(Interface dataset entries)
....................

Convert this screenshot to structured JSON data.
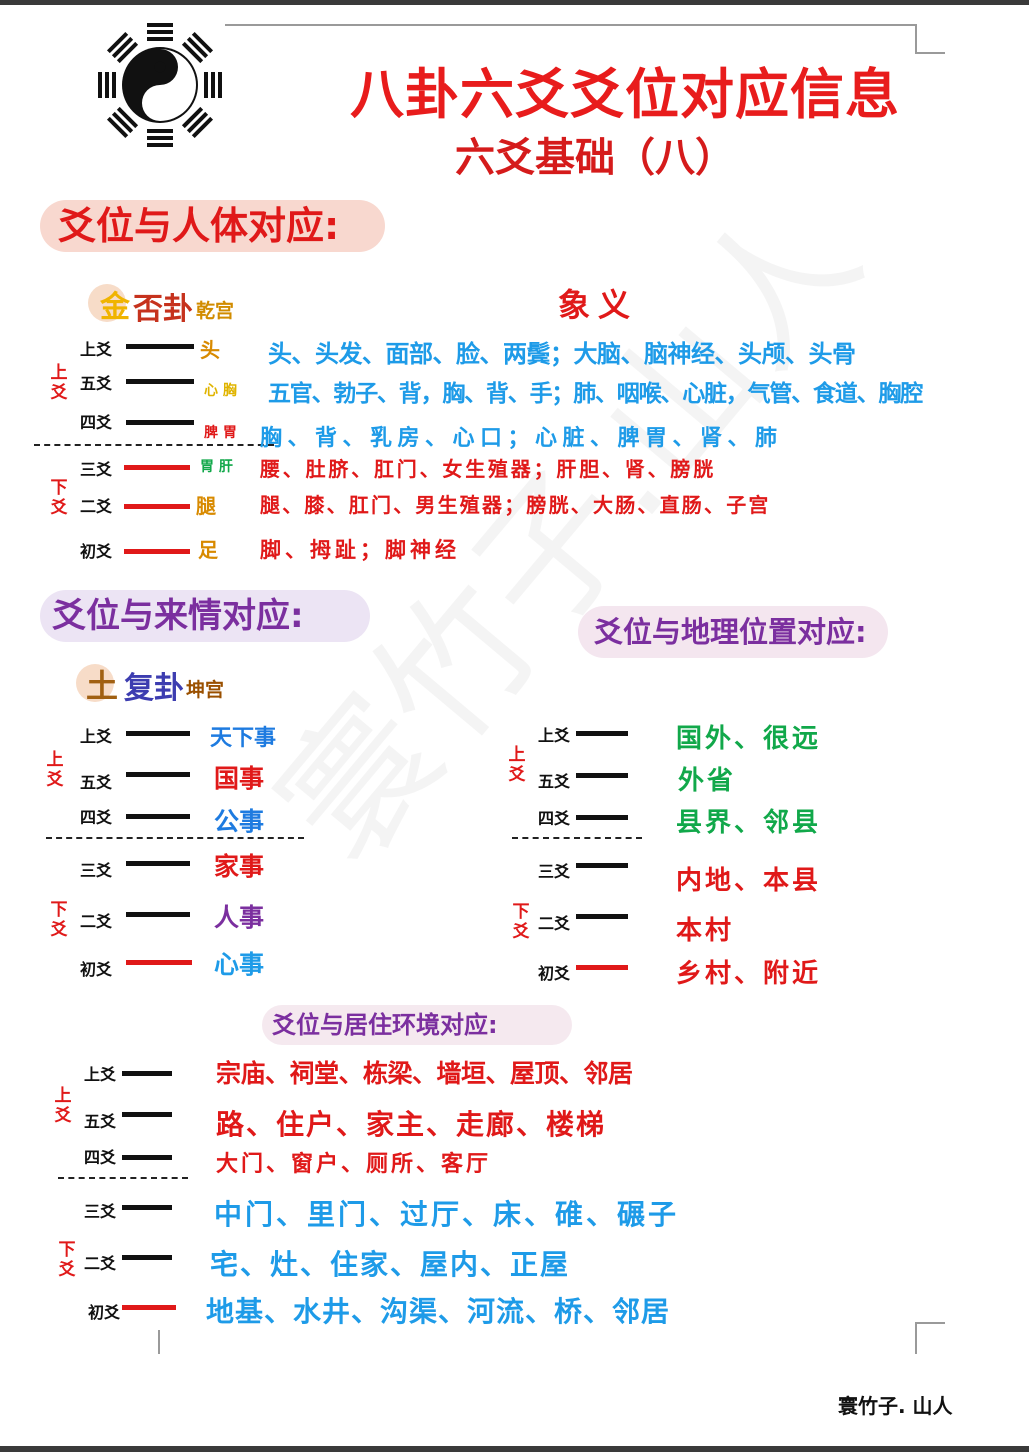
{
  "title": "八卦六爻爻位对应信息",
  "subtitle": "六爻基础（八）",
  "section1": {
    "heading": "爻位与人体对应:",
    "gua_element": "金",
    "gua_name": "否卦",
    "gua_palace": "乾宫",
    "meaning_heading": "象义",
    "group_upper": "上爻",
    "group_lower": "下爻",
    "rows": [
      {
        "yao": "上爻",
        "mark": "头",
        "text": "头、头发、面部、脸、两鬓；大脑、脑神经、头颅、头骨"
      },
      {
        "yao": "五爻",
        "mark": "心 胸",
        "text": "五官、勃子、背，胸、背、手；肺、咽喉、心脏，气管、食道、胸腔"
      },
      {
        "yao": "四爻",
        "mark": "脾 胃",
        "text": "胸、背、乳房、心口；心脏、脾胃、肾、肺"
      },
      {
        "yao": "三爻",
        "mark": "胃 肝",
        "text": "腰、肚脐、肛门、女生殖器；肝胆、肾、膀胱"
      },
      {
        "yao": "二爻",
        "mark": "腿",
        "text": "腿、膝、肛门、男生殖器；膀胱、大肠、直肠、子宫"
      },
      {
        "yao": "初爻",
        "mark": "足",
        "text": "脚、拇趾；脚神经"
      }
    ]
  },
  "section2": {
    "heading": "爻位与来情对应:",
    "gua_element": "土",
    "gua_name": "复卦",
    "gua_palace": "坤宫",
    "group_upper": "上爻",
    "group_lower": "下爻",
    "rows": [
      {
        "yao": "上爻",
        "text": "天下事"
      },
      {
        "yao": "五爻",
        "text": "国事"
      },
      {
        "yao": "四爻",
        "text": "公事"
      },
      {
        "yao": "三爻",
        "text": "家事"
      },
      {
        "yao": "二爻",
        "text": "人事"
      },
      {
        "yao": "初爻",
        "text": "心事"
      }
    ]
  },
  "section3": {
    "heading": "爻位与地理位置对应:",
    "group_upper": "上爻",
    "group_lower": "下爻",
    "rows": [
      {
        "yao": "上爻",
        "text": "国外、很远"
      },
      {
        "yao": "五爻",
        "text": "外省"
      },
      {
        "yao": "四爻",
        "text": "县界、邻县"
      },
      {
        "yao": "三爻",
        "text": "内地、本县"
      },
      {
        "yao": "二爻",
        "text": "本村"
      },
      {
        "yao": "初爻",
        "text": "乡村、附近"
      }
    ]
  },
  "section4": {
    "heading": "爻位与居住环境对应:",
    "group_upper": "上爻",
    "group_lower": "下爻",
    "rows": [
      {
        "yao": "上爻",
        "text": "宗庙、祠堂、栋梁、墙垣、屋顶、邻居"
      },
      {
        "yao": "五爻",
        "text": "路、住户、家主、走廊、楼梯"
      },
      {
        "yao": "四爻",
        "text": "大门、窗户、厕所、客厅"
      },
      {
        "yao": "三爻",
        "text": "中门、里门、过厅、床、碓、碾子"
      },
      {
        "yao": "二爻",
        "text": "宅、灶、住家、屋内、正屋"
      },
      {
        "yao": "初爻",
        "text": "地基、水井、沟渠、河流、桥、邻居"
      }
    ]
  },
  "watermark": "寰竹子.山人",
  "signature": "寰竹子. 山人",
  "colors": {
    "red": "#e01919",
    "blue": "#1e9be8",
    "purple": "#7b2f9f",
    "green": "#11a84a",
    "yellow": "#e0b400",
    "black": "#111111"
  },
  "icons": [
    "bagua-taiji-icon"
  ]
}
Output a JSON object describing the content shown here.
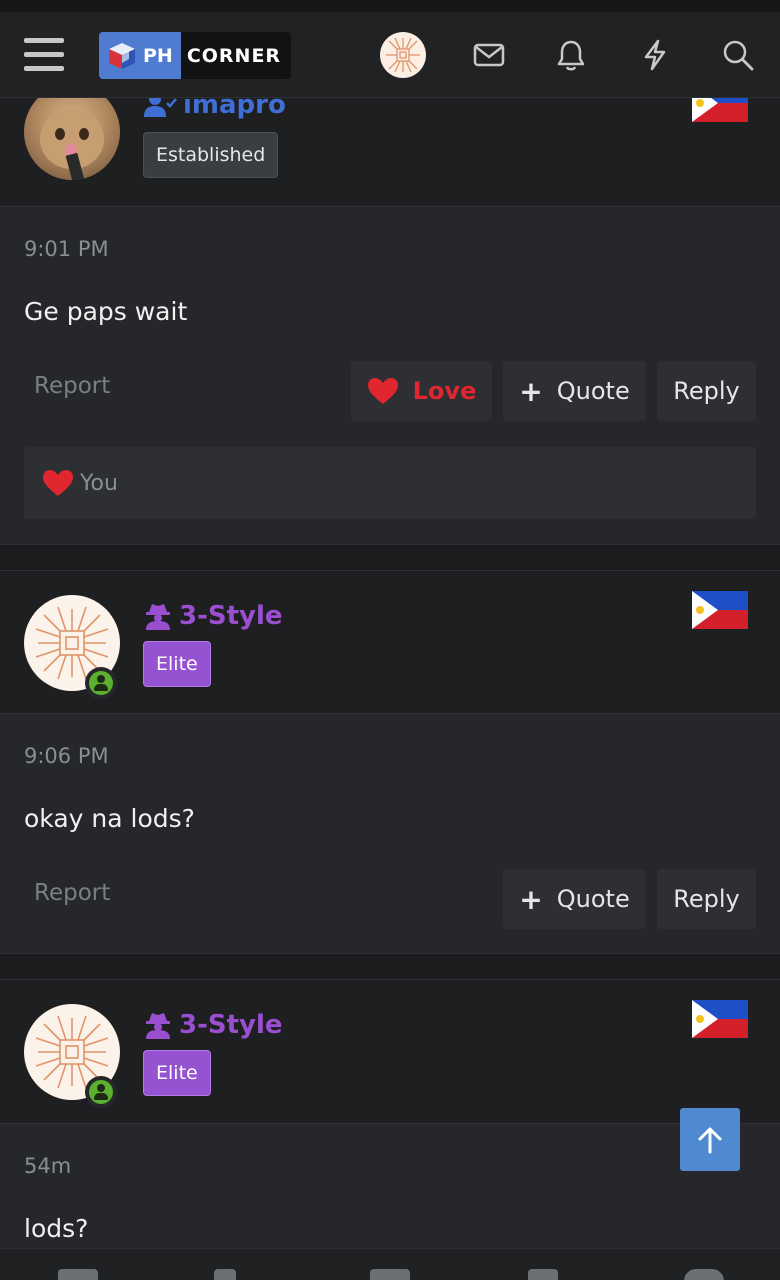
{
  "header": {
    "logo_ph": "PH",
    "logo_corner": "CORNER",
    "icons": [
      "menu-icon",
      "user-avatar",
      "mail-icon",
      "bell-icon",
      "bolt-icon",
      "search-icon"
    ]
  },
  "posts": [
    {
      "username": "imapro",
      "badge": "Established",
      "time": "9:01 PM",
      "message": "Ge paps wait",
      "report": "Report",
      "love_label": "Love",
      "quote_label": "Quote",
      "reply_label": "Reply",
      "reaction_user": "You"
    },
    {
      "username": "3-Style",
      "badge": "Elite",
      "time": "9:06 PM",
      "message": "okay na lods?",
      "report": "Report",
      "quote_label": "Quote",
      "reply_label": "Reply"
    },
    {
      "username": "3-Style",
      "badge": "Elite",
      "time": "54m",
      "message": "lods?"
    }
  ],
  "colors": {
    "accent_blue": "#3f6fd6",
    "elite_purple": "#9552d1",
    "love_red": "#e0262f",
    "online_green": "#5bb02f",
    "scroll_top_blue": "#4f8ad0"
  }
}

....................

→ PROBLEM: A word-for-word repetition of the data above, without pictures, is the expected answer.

→ SOLVED PROBLEM:
Convert this screenshot to structured JSON data.
{
  "title": "八卦六爻爻位对应信息",
  "subtitle": "六爻基础（八）",
  "section1": {
    "heading": "爻位与人体对应:",
    "gua_element": "金",
    "gua_name": "否卦",
    "gua_palace": "乾宫",
    "meaning_heading": "象义",
    "group_upper": "上爻",
    "group_lower": "下爻",
    "rows": [
      {
        "yao": "上爻",
        "mark": "头",
        "text": "头、头发、面部、脸、两鬓；大脑、脑神经、头颅、头骨"
      },
      {
        "yao": "五爻",
        "mark": "心 胸",
        "text": "五官、勃子、背，胸、背、手；肺、咽喉、心脏，气管、食道、胸腔"
      },
      {
        "yao": "四爻",
        "mark": "脾 胃",
        "text": "胸、背、乳房、心口；心脏、脾胃、肾、肺"
      },
      {
        "yao": "三爻",
        "mark": "胃 肝",
        "text": "腰、肚脐、肛门、女生殖器；肝胆、肾、膀胱"
      },
      {
        "yao": "二爻",
        "mark": "腿",
        "text": "腿、膝、肛门、男生殖器；膀胱、大肠、直肠、子宫"
      },
      {
        "yao": "初爻",
        "mark": "足",
        "text": "脚、拇趾；脚神经"
      }
    ]
  },
  "section2": {
    "heading": "爻位与来情对应:",
    "gua_element": "土",
    "gua_name": "复卦",
    "gua_palace": "坤宫",
    "group_upper": "上爻",
    "group_lower": "下爻",
    "rows": [
      {
        "yao": "上爻",
        "text": "天下事"
      },
      {
        "yao": "五爻",
        "text": "国事"
      },
      {
        "yao": "四爻",
        "text": "公事"
      },
      {
        "yao": "三爻",
        "text": "家事"
      },
      {
        "yao": "二爻",
        "text": "人事"
      },
      {
        "yao": "初爻",
        "text": "心事"
      }
    ]
  },
  "section3": {
    "heading": "爻位与地理位置对应:",
    "group_upper": "上爻",
    "group_lower": "下爻",
    "rows": [
      {
        "yao": "上爻",
        "text": "国外、很远"
      },
      {
        "yao": "五爻",
        "text": "外省"
      },
      {
        "yao": "四爻",
        "text": "县界、邻县"
      },
      {
        "yao": "三爻",
        "text": "内地、本县"
      },
      {
        "yao": "二爻",
        "text": "本村"
      },
      {
        "yao": "初爻",
        "text": "乡村、附近"
      }
    ]
  },
  "section4": {
    "heading": "爻位与居住环境对应:",
    "group_upper": "上爻",
    "group_lower": "下爻",
    "rows": [
      {
        "yao": "上爻",
        "text": "宗庙、祠堂、栋梁、墙垣、屋顶、邻居"
      },
      {
        "yao": "五爻",
        "text": "路、住户、家主、走廊、楼梯"
      },
      {
        "yao": "四爻",
        "text": "大门、窗户、厕所、客厅"
      },
      {
        "yao": "三爻",
        "text": "中门、里门、过厅、床、碓、碾子"
      },
      {
        "yao": "二爻",
        "text": "宅、灶、住家、屋内、正屋"
      },
      {
        "yao": "初爻",
        "text": "地基、水井、沟渠、河流、桥、邻居"
      }
    ]
  },
  "watermark": "寰竹子.山人",
  "signature": "寰竹子. 山人",
  "colors": {
    "red": "#e01919",
    "blue": "#1e9be8",
    "purple": "#7b2f9f",
    "green": "#11a84a",
    "yellow": "#e0b400",
    "black": "#111111"
  },
  "icons": [
    "bagua-taiji-icon"
  ]
}
Output a JSON object describing the content shown here.
{
  "header": {
    "logo_ph": "PH",
    "logo_corner": "CORNER",
    "icons": [
      "menu-icon",
      "user-avatar",
      "mail-icon",
      "bell-icon",
      "bolt-icon",
      "search-icon"
    ]
  },
  "posts": [
    {
      "username": "imapro",
      "badge": "Established",
      "time": "9:01 PM",
      "message": "Ge paps wait",
      "report": "Report",
      "love_label": "Love",
      "quote_label": "Quote",
      "reply_label": "Reply",
      "reaction_user": "You"
    },
    {
      "username": "3-Style",
      "badge": "Elite",
      "time": "9:06 PM",
      "message": "okay na lods?",
      "report": "Report",
      "quote_label": "Quote",
      "reply_label": "Reply"
    },
    {
      "username": "3-Style",
      "badge": "Elite",
      "time": "54m",
      "message": "lods?"
    }
  ],
  "colors": {
    "accent_blue": "#3f6fd6",
    "elite_purple": "#9552d1",
    "love_red": "#e0262f",
    "online_green": "#5bb02f",
    "scroll_top_blue": "#4f8ad0"
  }
}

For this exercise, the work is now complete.